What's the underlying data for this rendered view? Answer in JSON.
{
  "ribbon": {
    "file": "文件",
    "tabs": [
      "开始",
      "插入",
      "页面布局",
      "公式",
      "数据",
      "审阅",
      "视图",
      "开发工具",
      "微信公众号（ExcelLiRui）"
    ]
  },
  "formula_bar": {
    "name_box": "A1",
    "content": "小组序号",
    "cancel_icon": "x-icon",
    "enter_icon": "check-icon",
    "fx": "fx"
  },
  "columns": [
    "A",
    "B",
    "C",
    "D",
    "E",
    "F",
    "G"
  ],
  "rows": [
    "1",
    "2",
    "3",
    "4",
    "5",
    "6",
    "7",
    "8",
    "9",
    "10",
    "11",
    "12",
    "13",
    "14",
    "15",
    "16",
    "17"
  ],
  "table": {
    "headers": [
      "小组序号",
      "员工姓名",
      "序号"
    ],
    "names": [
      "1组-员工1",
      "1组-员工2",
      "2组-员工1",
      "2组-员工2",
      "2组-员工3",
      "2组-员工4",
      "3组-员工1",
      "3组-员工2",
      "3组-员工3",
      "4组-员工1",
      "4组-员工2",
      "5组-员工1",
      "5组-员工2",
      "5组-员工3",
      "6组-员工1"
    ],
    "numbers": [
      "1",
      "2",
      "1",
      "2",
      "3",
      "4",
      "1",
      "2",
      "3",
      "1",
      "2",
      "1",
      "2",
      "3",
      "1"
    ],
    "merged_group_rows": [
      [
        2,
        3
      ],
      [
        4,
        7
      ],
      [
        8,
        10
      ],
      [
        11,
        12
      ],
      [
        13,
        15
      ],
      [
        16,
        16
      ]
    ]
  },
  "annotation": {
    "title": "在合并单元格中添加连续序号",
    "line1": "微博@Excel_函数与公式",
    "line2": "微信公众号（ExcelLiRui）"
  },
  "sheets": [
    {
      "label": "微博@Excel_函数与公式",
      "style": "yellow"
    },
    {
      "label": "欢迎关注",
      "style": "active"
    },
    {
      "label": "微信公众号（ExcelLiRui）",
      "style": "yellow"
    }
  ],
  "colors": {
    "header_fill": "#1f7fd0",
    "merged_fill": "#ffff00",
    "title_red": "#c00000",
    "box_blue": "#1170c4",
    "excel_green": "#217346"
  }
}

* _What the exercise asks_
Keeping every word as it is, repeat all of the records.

* _Written response_
What's the underlying data for this rendered view? Answer in JSON.
{
  "ribbon": {
    "file": "文件",
    "tabs": [
      "开始",
      "插入",
      "页面布局",
      "公式",
      "数据",
      "审阅",
      "视图",
      "开发工具",
      "微信公众号（ExcelLiRui）"
    ]
  },
  "formula_bar": {
    "name_box": "A1",
    "content": "小组序号",
    "cancel_icon": "x-icon",
    "enter_icon": "check-icon",
    "fx": "fx"
  },
  "columns": [
    "A",
    "B",
    "C",
    "D",
    "E",
    "F",
    "G"
  ],
  "rows": [
    "1",
    "2",
    "3",
    "4",
    "5",
    "6",
    "7",
    "8",
    "9",
    "10",
    "11",
    "12",
    "13",
    "14",
    "15",
    "16",
    "17"
  ],
  "table": {
    "headers": [
      "小组序号",
      "员工姓名",
      "序号"
    ],
    "names": [
      "1组-员工1",
      "1组-员工2",
      "2组-员工1",
      "2组-员工2",
      "2组-员工3",
      "2组-员工4",
      "3组-员工1",
      "3组-员工2",
      "3组-员工3",
      "4组-员工1",
      "4组-员工2",
      "5组-员工1",
      "5组-员工2",
      "5组-员工3",
      "6组-员工1"
    ],
    "numbers": [
      "1",
      "2",
      "1",
      "2",
      "3",
      "4",
      "1",
      "2",
      "3",
      "1",
      "2",
      "1",
      "2",
      "3",
      "1"
    ],
    "merged_group_rows": [
      [
        2,
        3
      ],
      [
        4,
        7
      ],
      [
        8,
        10
      ],
      [
        11,
        12
      ],
      [
        13,
        15
      ],
      [
        16,
        16
      ]
    ]
  },
  "annotation": {
    "title": "在合并单元格中添加连续序号",
    "line1": "微博@Excel_函数与公式",
    "line2": "微信公众号（ExcelLiRui）"
  },
  "sheets": [
    {
      "label": "微博@Excel_函数与公式",
      "style": "yellow"
    },
    {
      "label": "欢迎关注",
      "style": "active"
    },
    {
      "label": "微信公众号（ExcelLiRui）",
      "style": "yellow"
    }
  ],
  "colors": {
    "header_fill": "#1f7fd0",
    "merged_fill": "#ffff00",
    "title_red": "#c00000",
    "box_blue": "#1170c4",
    "excel_green": "#217346"
  }
}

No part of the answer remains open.